About this exercise:
Keyword search on "with": report each line of the records that contains it.

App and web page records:
——————————
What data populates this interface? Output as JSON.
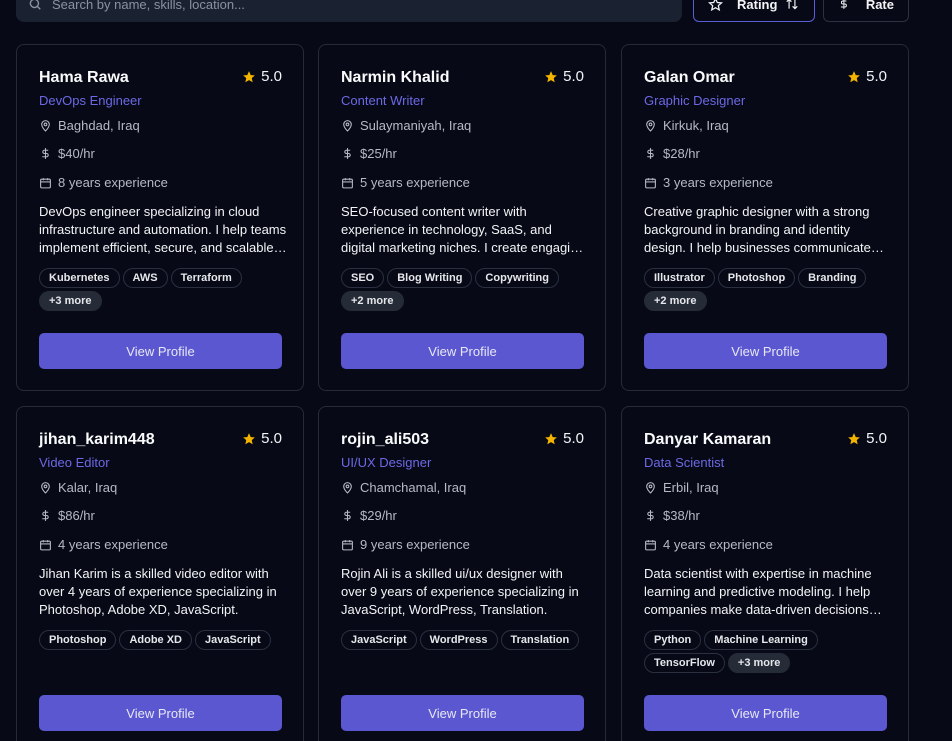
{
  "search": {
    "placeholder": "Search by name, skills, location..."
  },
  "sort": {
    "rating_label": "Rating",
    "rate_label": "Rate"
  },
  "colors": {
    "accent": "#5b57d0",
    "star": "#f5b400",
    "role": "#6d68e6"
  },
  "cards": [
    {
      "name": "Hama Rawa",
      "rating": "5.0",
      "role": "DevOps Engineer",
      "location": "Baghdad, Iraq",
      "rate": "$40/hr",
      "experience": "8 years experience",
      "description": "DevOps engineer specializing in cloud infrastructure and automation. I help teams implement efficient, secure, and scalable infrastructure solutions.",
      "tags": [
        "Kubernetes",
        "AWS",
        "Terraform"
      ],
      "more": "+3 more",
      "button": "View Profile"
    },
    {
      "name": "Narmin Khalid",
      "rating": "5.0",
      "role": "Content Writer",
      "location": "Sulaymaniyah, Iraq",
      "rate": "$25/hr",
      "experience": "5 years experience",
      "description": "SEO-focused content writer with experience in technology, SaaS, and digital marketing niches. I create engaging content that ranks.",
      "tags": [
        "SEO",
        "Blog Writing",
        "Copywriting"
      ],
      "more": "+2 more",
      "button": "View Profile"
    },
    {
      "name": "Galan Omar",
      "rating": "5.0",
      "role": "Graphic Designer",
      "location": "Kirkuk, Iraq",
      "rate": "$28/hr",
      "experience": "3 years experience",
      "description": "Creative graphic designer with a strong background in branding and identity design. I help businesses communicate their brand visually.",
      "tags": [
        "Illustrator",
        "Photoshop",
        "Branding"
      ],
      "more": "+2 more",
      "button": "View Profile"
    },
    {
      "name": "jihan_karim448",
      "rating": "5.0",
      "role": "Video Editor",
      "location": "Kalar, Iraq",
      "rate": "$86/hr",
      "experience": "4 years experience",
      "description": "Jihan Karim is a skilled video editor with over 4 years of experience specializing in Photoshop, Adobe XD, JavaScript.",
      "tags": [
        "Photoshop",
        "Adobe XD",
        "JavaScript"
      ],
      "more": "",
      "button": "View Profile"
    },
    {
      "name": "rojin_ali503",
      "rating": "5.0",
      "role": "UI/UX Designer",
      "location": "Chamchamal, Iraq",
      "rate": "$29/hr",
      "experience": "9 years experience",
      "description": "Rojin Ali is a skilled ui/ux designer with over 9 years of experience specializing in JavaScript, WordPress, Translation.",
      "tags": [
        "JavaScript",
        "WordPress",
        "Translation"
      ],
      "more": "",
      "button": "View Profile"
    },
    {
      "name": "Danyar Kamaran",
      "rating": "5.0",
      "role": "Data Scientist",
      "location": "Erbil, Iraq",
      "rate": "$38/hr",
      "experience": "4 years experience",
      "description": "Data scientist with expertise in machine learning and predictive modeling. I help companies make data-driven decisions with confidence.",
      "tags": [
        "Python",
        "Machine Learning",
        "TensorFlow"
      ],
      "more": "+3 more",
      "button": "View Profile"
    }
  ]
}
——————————
Result:
      "description": "SEO-focused content writer with experience in technology, SaaS, and digital marketing niches. I create engaging content that ranks.",
      "description": "Creative graphic designer with a strong background in branding and identity design. I help businesses communicate their brand visually.",
      "description": "Jihan Karim is a skilled video editor with over 4 years of experience specializing in Photoshop, Adobe XD, JavaScript.",
      "description": "Rojin Ali is a skilled ui/ux designer with over 9 years of experience specializing in JavaScript, WordPress, Translation.",
      "description": "Data scientist with expertise in machine learning and predictive modeling. I help companies make data-driven decisions with confidence.",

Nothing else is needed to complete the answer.